_Exercise inputs:_
◇ ◇ ◇ ◇
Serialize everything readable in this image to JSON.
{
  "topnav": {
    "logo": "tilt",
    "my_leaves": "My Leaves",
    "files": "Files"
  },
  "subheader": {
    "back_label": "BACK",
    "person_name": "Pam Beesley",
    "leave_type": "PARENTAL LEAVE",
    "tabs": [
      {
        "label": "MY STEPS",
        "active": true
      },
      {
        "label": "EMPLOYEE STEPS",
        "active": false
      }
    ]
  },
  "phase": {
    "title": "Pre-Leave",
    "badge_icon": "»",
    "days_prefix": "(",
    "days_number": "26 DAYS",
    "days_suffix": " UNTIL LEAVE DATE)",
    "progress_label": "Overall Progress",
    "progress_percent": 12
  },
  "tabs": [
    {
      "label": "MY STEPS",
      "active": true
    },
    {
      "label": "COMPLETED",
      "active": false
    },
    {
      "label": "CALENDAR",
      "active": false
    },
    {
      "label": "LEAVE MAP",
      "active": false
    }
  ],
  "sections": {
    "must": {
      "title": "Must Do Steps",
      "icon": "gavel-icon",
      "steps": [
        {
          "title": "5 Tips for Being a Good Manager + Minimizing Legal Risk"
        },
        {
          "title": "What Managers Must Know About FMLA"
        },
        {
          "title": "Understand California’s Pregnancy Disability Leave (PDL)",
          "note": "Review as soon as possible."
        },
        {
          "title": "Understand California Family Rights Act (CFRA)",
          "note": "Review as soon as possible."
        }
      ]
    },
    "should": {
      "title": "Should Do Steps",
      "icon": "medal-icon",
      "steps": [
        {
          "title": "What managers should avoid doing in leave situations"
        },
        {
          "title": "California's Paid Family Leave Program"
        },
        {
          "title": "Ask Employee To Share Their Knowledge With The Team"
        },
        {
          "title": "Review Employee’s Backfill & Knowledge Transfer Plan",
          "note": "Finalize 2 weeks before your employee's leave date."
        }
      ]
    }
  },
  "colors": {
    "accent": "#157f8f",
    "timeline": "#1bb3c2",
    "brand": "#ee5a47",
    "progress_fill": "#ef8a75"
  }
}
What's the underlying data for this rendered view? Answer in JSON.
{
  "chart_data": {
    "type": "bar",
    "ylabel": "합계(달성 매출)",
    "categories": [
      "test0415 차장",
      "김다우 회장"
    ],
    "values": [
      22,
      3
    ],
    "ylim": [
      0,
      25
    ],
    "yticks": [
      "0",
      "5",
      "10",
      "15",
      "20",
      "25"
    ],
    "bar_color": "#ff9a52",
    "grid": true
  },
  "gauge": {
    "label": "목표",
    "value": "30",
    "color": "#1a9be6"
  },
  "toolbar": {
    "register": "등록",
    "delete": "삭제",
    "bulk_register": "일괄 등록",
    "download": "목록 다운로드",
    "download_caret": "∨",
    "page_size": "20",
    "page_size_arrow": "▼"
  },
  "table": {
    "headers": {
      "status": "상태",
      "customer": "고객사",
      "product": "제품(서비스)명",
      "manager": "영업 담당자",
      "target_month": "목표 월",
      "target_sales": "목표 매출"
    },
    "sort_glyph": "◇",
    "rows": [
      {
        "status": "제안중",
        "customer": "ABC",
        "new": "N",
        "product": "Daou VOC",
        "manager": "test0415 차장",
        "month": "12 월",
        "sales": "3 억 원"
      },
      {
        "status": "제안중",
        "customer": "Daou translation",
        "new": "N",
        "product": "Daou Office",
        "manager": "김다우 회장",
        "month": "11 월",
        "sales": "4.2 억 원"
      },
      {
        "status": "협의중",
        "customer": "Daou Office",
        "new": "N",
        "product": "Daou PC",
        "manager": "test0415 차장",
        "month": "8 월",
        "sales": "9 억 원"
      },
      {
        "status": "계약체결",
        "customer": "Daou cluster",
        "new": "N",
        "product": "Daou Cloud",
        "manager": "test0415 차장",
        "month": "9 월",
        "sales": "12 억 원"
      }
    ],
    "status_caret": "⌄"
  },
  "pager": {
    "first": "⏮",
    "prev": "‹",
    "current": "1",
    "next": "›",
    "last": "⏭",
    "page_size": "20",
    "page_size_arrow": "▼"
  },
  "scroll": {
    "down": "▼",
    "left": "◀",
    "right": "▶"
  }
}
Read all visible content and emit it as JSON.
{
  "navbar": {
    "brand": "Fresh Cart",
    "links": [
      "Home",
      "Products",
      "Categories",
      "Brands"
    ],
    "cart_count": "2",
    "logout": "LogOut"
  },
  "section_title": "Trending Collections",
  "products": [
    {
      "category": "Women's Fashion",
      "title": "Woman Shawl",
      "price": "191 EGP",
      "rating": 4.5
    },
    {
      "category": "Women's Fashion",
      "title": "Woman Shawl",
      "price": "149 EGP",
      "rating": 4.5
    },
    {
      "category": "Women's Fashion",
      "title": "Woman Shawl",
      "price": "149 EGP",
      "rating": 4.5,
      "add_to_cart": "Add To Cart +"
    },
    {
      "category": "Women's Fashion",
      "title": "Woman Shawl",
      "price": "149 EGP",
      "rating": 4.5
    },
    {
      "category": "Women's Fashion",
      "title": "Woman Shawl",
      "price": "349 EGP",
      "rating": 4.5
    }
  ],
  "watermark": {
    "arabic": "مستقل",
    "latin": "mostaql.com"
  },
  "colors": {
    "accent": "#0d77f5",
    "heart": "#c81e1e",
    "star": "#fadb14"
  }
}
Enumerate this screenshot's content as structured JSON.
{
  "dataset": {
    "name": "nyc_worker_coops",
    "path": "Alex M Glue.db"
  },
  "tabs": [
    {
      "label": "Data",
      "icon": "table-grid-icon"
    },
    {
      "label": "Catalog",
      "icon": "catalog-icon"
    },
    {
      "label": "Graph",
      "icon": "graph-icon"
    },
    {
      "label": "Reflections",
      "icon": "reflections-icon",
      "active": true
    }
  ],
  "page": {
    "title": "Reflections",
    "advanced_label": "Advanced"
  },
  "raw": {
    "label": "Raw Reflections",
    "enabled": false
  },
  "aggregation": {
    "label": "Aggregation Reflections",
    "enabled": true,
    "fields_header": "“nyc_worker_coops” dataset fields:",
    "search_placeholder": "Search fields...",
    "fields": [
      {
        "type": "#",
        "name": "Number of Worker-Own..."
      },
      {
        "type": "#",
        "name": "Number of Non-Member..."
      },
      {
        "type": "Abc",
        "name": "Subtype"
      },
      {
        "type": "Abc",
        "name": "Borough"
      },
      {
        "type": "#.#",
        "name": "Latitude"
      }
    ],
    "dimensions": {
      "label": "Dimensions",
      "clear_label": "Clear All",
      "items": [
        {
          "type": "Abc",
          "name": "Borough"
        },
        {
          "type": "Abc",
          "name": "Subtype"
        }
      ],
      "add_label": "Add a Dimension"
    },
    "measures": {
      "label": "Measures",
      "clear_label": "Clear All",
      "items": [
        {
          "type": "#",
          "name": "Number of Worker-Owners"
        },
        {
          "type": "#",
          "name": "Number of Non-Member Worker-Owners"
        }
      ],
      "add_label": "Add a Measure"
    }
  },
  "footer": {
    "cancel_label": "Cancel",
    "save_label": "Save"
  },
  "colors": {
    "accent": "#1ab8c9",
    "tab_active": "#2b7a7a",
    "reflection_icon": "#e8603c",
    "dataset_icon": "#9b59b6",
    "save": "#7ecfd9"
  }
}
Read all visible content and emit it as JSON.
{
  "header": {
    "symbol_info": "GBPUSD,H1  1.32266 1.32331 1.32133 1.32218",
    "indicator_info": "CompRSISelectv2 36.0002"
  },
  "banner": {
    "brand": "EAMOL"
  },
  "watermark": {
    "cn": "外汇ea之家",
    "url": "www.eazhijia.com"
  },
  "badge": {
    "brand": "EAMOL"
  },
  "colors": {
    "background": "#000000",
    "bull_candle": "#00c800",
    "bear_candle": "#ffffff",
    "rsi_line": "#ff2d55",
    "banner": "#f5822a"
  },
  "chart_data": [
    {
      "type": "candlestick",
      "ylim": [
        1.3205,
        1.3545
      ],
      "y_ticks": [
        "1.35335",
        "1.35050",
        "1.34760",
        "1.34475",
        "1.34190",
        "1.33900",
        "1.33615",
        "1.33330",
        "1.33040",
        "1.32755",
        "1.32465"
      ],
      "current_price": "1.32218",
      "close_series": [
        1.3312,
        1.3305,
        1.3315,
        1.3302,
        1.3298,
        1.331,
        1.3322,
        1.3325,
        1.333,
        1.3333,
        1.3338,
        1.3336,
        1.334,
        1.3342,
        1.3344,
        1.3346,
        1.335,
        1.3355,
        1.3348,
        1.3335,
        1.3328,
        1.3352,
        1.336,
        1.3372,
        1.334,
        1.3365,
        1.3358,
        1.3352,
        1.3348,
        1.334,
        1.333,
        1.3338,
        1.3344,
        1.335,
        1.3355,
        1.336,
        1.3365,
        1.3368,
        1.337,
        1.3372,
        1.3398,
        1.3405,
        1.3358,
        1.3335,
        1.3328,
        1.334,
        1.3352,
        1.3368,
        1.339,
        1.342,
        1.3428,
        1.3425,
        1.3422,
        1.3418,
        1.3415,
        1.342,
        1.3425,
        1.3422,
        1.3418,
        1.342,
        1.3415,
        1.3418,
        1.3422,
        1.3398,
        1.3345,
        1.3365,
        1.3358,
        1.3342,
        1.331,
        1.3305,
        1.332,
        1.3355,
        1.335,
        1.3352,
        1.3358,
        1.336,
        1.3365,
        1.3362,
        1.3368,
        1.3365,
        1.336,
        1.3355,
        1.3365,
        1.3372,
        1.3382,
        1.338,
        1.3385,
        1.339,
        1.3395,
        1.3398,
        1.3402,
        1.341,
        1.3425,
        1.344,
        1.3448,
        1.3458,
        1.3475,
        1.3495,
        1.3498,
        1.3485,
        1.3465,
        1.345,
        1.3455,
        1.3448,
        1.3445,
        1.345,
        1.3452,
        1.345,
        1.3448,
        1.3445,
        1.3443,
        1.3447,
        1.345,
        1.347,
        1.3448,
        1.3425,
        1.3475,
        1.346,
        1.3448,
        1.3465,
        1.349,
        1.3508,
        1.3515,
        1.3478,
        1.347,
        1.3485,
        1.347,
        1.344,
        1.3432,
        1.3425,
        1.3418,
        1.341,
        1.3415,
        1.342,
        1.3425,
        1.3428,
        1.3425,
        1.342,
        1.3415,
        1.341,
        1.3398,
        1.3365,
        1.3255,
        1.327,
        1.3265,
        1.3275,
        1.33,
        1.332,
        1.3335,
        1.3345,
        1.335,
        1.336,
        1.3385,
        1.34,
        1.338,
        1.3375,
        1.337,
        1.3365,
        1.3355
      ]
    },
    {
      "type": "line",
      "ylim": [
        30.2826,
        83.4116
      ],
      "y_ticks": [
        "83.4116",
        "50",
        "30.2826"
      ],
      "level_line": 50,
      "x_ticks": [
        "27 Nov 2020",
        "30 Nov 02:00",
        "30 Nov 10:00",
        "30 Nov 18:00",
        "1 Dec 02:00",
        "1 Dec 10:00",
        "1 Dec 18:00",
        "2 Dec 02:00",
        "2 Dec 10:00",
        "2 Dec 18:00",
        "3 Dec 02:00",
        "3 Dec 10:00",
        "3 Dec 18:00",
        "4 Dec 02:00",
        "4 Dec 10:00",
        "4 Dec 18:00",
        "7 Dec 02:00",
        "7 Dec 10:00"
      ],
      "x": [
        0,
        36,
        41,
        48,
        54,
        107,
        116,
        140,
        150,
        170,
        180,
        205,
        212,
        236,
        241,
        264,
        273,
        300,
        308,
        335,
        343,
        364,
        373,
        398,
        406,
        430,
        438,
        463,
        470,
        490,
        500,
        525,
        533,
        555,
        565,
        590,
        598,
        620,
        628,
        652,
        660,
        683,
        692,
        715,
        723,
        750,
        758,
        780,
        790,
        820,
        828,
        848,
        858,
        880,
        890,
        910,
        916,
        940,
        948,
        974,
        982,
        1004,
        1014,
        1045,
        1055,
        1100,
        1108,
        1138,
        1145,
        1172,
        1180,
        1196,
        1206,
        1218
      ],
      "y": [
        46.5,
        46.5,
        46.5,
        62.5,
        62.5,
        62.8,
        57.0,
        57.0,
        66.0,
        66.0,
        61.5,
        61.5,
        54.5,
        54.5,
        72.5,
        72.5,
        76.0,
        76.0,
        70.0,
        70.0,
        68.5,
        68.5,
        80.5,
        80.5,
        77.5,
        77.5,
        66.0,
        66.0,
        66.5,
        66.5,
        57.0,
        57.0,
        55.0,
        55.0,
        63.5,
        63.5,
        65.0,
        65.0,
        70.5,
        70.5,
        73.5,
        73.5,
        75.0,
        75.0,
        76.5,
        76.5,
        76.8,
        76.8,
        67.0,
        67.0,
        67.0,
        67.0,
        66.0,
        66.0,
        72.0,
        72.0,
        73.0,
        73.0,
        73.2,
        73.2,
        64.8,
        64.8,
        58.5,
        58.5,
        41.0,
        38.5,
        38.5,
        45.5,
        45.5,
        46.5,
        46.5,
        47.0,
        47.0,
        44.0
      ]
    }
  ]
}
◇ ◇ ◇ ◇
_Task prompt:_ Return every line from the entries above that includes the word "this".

_Your solution:_
Serialize everything readable in this image to JSON.
What's the underlying data for this rendered view? Answer in JSON.
Enumerate this screenshot's content as structured JSON.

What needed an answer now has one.